Exclusive use common area is a portion of common area designated by the CC&Rs for the exclusive use of one or more, but fewer than all, of the owners within the association’s development. (Civ. Code § 4145(a).) Civil Code Section 4145(b) lists the following components as exclusive use common area, subject to any contrary provisions in an association’s CC&Rs:
“…shutters, awnings, window boxes, doorsteps, stoops, porches, balconies, patios, exterior doors, doorframes, and hardware incident thereto, screens and windows or other fixtures designed to serve a single separate interest, but located outside the boundaries of the separate interest, are exclusive use common area allocated exclusively to that separate interest.” (Civ. Code § 4145(b).)
Modifying Provisions Contained in CC&Rs
The classification of the above components as exclusive use common area assumes that there are no contrary provisions in an association’s CC&Rs. If such contrary provisions exist, the CC&R provisions control. (Civ. Code § 4145(b).) Modern CC&Rs and condominium plans for condominium projects often contain provisions which clearly define what areas/components are exclusive use common area, as well as the owners maintenance obligations for those areas.
Maintained by Owner
The provisions of an association’s CC&Rs typically outline the scope of an owner’s maintenance responsibilities for the exclusive use common area appurtenant to his/her unit.
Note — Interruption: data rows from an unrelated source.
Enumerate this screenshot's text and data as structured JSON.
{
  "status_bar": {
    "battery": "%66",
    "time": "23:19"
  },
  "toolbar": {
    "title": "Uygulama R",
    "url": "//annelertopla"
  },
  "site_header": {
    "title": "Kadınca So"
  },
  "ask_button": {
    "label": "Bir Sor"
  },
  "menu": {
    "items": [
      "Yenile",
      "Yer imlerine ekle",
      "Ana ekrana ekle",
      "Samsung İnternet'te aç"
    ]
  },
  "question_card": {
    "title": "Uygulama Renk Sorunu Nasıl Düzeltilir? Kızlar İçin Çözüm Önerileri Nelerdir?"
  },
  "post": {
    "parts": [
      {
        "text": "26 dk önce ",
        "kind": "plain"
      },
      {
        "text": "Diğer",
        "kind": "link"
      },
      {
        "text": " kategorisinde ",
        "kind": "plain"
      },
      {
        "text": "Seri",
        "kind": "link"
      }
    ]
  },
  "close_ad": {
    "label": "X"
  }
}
In the event that such provisions are absent or ambiguous, Civil Code Section 4775 makes the owner responsible for maintaining the exclusive use common area.
“(a) Unless otherwise provided in the declaration of a common interest development…the owner of each separate interest is responsible for maintaining that separate interest and any exclusive use common area appurtenant to the separate interest.” (Civ. Code § 4775(a).)
“Designed to Serve a Single Separate Interest”
Civil Code Section 4145 states in pertinent part that “fixtures designed to serve a single separate interest, but located outside the boundaries of the separate interest, are exclusive use common area allocated exclusively to that separate interest.” (Civ. Code § 4145(b). (Italics added).) However, in the event that a particular fixture/component is not explicitly defined as exclusive use common area within the CC&Rs or condominium plan, the association may not solely rely on whether it believes that fixture/component “is designed to serve a single separate interest” when making the determination that the fixture/component is in fact exclusive use common area to be maintained by the owner. (See Dover Village Association v. Jennison (2010) 191 Cal.App.4th 123.)
Legislation Affecting Repair & Replacement of Exclusive Use Common Area
The maintenance responsibilities under Civil Code Section 4775 are somewhat ambiguous with regard to exclusive use common area; Section 4775 fails to state whether an owner is additionally responsible for the “repair and replacement” of exclusive use common area, not simply “maintenance.” HOA industry practice has held that it is the responsibility of the association to repair or replace exclusive use common area. Legislation that was signed into law on September 18, 2014 will resolve the ambiguity by codifying industry practice. Effective January 1, 2017, that legislation, AB 968 (Gordon), will amend Section 4775 to state that, unless otherwise provided for in the CC&Rs, the owner is required to maintain exclusive use common area, and the association is responsible to repair and replace exclusive use common area.
Exclusive Use Common Area Damaged Caused by a Member
Where damage to exclusive use common area is caused by the acts of the owner, the owner’s guest or tenant, any repair expenses incurred by the association may be recoverable through levying a reimbursement assessment against the owner. (See “Reimbursement & Compliance Assessments.”)
Related Case Law
- Dover Village Association v. Jennison
(2010) 191 Cal.App.4th 123
[Maintenance; Board Deference] The deference afforded to HOA Boards for maintenance decisions does not extend to the Board’s interpretation as to the scope of the HOA’s maintenance responsibilities under its CC&Rs.